Japan's Internet Cafés House the Homeless
Can you imagine living in an Internet café, even for a single night? Tokyoites who can't find affordable apartments are doing just that. It should be said, however, that many of Japan's Internet cafés offer a level of service and privacy far beyond what many in the West might expect. Private rooms offer TV, comic books, microwave ovens, showers and free soft drinks - in addition to Internet access - at prices ranging from $15 to $25 per night. Compare this with a tiny Tokyo apartment that rents for upwards of $1250 per month... suddenly sleeping each night in a reclining chair doesn't seem so implausible! How did the "café lifestyle" come to be?

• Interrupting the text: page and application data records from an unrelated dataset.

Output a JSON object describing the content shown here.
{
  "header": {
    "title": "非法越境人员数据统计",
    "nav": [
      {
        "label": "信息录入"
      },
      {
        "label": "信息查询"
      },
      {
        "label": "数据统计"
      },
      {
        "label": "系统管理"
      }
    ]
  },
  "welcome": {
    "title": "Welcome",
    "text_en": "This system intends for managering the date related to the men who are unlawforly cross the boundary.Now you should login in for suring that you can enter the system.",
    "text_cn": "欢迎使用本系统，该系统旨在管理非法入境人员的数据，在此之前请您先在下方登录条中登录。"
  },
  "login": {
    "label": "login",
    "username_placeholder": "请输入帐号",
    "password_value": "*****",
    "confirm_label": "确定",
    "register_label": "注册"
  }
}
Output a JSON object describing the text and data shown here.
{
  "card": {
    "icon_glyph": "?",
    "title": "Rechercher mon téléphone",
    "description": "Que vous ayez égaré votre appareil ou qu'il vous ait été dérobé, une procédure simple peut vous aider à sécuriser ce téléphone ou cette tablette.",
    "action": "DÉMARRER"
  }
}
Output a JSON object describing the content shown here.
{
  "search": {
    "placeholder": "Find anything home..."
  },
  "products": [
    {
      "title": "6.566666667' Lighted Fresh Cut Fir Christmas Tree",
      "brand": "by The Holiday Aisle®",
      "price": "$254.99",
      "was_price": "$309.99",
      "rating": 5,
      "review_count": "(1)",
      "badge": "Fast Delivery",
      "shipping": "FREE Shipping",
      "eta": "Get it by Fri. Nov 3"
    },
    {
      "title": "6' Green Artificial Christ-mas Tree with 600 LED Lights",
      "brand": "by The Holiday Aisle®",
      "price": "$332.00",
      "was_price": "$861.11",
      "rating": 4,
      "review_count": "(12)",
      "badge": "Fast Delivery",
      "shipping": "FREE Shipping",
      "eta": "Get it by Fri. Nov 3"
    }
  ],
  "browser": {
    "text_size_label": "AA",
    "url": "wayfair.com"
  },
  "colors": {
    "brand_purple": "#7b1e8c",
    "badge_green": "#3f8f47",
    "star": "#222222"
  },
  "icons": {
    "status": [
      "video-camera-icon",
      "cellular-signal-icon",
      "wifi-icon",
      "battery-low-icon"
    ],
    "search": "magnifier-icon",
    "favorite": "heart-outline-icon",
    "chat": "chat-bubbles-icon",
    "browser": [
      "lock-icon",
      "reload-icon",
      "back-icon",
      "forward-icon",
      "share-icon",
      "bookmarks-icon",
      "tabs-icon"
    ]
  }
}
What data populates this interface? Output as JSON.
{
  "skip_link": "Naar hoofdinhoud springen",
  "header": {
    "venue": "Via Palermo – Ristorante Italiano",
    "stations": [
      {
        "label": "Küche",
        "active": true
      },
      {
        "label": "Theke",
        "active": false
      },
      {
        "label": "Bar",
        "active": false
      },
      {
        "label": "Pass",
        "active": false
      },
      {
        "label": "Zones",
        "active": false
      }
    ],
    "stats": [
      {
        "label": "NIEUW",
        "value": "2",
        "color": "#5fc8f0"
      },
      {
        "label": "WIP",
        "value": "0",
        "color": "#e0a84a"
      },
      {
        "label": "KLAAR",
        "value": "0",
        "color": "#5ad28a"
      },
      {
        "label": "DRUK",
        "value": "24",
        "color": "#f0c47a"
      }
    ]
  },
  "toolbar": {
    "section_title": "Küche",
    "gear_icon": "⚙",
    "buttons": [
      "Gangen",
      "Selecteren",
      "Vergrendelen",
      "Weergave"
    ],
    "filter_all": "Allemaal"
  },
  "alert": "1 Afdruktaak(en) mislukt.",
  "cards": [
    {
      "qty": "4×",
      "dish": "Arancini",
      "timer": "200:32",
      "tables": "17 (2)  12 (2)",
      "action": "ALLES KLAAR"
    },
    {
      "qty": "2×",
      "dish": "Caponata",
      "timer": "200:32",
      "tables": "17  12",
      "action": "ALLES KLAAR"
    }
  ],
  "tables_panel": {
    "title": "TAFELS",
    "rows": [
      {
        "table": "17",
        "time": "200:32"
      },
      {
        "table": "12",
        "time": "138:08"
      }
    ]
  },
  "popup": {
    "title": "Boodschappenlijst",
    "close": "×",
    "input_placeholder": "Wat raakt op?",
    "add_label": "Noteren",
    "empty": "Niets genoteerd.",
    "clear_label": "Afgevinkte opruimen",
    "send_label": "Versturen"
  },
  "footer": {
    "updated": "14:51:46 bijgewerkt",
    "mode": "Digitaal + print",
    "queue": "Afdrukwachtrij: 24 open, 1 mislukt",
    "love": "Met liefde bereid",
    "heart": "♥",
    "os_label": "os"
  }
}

Times are tough in Tokyo. A decade-long economic slump and painful corporate restructuring has created a lost generation of job seekers who find themselves caught between a rock and a hard place. The "rock" is the need to hold a steady job before landlords will consent to rent; the "hard place" is the preference of employers to hire fresh college graduates over those who flit from job to job. Even low-paying, entry level work has become difficult to find in Japan as companies increasingly outsource to China and the rest of Asia. So-called "freeters", a word coined in Japan that describes those squeezed out of the white-collar labor pool, go from one part-time or low-paying job to another, making about $10 per hour when they're actually working. Living economically is a must, and private rooms at Internet cafés fill the bill without busting the budget.
Though Japan's economy is in recovery mode, the days of "jobs for life" and other facets of the Bubble Economy are history. "Freeters" and the working poor, on the other hand, may be here to stay. In this new and very un-Japanese world, living in an Internet café is no longer an aberration. For many, it's a lifestyle. (via The Courier-Mail , additional images via Japan Photo Guide)
Japanese Innovations Writer